"There are other very important, often-ignored elements of business, and we hope to demystify it for them because the reason why they overlook them is because they see them as bigger than they actually are," said Suzette Campbell, corporate communications manager of the JBDC, during a Gleaner Editors' Forum at the company's North Street, Kingston offices, last Friday.




Campbell pointed out that the one-day event, to be staged at The Jamaica Pegasus hotel in New Kingston on Wednesday from 9 a.m. to 6 p.m., will be accessible to students with valid school IDs for just $1,000, while other entrants pay $1,500.

She said this was strategic as the JBDC and its sponsors continue to target young people, realising that there is a spirit of entrepreneurship among the youth.

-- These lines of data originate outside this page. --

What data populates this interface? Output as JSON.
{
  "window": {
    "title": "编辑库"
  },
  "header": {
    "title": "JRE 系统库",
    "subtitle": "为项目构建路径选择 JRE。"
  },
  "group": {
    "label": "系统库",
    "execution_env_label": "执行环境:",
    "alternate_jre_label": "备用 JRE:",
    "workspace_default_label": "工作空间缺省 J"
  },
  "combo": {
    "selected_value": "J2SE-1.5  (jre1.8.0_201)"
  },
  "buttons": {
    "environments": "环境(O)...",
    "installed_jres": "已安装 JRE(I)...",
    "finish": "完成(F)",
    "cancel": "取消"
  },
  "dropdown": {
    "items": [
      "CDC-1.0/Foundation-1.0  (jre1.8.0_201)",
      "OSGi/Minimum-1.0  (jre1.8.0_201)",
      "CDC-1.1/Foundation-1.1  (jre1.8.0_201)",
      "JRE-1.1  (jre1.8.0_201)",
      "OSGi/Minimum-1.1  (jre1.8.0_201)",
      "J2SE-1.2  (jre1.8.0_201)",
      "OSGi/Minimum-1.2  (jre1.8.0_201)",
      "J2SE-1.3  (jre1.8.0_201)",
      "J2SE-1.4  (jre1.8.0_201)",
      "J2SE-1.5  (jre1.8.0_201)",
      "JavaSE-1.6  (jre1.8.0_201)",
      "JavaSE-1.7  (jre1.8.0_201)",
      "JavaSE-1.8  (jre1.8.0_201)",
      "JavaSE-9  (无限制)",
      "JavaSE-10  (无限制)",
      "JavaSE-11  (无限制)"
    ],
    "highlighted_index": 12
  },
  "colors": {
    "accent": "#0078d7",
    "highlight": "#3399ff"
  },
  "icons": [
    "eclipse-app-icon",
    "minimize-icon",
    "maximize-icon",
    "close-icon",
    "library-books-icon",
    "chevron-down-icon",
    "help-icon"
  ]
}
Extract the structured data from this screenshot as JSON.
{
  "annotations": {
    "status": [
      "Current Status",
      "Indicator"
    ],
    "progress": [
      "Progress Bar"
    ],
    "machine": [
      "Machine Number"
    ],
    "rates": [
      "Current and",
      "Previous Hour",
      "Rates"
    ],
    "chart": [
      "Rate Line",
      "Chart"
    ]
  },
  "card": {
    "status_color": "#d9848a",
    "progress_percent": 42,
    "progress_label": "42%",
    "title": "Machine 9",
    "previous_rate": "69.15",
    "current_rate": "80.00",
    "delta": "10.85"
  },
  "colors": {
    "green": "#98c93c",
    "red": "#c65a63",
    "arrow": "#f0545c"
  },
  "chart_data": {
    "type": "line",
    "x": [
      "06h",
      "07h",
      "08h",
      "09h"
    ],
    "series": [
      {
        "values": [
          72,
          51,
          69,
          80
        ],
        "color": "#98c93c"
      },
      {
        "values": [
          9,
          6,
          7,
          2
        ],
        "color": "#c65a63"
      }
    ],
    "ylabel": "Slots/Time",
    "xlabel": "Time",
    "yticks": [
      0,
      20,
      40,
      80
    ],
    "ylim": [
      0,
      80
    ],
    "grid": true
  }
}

"Everybody is interested in financing, but they do not pay attention to how to build their team," she asserted.

"They don't pay attention to the right systems that they need to put in place in terms of governance and the law; how it can be your friend as well as how it can hurt you. The legal element is very critical to business development.

"Also, having the right mindset to be an entrepreneur. So, they should come away from this with key elements that they need to consider before activating that dream of being an entrepreneur."

While pointing out that there is heightened interest from institutions like HEART who tend to come in "scores" every year, Campbell said that entrepreneurial college students have also been anticipating the conference.

"There are also those who would have exited the system and are still in their early 20s, still in school doing their master's degrees and so on that want to come here, and we say to all of them, 'Come out to give yourself that opportunity to realise your dream of being an entrepreneur. You are studying but you do not have to study just to work for someone; you can study to build your own business, and this is a good place to start'," Campbell reasoned.